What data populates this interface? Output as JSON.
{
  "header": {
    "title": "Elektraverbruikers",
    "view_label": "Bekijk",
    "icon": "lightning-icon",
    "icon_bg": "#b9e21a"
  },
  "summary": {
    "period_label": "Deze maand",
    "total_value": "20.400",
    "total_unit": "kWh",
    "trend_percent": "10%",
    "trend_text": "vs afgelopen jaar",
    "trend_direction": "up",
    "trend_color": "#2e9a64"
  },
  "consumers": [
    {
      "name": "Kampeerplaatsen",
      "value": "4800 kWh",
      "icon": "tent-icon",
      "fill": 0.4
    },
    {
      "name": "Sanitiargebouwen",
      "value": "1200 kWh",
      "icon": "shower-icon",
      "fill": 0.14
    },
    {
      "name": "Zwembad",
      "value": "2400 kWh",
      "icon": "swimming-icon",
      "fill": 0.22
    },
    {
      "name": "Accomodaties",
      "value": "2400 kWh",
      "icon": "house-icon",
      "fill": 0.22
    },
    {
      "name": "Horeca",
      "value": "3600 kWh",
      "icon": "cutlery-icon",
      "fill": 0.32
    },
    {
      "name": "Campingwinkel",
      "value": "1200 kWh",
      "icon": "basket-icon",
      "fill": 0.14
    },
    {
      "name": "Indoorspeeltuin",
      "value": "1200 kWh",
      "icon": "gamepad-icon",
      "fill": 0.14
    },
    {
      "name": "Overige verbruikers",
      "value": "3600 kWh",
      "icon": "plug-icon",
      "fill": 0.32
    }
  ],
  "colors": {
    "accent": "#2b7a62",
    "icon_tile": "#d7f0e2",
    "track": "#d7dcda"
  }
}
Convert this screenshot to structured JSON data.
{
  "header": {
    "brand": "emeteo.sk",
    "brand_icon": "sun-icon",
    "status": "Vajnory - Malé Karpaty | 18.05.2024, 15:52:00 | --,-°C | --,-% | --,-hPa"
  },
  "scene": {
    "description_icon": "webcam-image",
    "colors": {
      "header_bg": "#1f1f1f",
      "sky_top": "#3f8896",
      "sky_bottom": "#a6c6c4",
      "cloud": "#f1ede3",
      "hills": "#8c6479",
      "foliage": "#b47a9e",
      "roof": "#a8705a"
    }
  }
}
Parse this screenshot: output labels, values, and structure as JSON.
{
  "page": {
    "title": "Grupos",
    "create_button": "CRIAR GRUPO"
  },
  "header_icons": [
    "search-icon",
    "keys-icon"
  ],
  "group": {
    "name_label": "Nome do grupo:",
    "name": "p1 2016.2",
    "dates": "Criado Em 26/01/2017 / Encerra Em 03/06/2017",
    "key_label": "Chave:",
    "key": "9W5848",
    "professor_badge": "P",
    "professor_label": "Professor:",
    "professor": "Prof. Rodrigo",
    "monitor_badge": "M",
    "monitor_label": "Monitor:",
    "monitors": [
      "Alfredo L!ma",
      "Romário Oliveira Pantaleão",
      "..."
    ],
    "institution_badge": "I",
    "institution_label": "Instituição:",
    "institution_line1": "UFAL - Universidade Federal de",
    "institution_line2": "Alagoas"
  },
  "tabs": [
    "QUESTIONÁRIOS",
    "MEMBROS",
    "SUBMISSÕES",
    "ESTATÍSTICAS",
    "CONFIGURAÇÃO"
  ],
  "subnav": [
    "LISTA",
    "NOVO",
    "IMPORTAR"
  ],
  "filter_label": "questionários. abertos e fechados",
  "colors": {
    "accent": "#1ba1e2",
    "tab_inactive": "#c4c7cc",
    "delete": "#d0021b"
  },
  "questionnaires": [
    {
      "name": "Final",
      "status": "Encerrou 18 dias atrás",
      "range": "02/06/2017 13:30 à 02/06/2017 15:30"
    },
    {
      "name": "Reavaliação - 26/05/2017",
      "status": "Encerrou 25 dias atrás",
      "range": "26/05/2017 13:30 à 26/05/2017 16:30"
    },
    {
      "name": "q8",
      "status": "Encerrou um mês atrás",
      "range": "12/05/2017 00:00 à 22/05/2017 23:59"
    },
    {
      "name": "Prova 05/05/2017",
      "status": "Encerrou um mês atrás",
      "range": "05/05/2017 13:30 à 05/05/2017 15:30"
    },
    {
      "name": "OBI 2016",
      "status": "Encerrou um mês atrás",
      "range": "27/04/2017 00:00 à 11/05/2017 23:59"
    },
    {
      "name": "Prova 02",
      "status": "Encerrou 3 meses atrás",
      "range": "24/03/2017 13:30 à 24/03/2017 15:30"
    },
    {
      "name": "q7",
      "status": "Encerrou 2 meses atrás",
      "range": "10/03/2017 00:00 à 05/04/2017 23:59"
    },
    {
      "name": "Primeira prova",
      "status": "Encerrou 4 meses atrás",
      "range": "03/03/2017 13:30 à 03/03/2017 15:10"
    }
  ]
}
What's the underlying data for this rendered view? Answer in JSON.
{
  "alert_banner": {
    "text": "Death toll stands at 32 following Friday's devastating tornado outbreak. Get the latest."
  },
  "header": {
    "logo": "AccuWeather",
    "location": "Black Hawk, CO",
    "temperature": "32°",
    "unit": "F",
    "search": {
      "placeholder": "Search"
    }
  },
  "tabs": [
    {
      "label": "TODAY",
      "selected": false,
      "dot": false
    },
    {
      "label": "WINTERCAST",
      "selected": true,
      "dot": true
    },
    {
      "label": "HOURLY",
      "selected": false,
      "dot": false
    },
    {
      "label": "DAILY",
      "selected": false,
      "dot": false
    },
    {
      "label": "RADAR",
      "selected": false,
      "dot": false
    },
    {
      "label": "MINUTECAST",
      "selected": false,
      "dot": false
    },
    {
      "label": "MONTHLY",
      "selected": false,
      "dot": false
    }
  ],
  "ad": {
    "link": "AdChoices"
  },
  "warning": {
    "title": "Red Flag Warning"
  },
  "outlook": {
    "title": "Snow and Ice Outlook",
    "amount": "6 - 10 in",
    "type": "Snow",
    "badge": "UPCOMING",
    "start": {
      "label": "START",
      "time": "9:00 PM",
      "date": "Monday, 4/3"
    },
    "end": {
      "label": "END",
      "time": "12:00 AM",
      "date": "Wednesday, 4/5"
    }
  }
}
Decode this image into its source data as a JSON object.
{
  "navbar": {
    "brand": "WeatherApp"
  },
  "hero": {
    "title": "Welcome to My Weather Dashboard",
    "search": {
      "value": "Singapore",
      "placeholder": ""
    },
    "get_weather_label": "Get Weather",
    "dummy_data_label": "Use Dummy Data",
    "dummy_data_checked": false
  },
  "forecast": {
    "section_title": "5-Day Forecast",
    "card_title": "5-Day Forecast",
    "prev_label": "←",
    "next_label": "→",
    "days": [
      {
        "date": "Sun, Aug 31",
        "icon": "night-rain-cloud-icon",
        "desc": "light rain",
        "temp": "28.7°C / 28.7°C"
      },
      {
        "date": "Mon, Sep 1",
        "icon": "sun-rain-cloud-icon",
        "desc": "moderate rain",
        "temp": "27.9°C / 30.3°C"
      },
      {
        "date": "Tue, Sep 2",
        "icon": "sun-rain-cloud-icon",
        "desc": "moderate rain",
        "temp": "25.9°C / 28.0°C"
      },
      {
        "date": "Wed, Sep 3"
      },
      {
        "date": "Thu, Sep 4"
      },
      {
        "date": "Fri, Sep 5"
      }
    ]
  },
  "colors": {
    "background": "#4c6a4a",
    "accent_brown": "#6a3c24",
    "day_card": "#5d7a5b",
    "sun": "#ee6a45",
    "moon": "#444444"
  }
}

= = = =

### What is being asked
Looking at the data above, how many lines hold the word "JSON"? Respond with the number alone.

### Result
5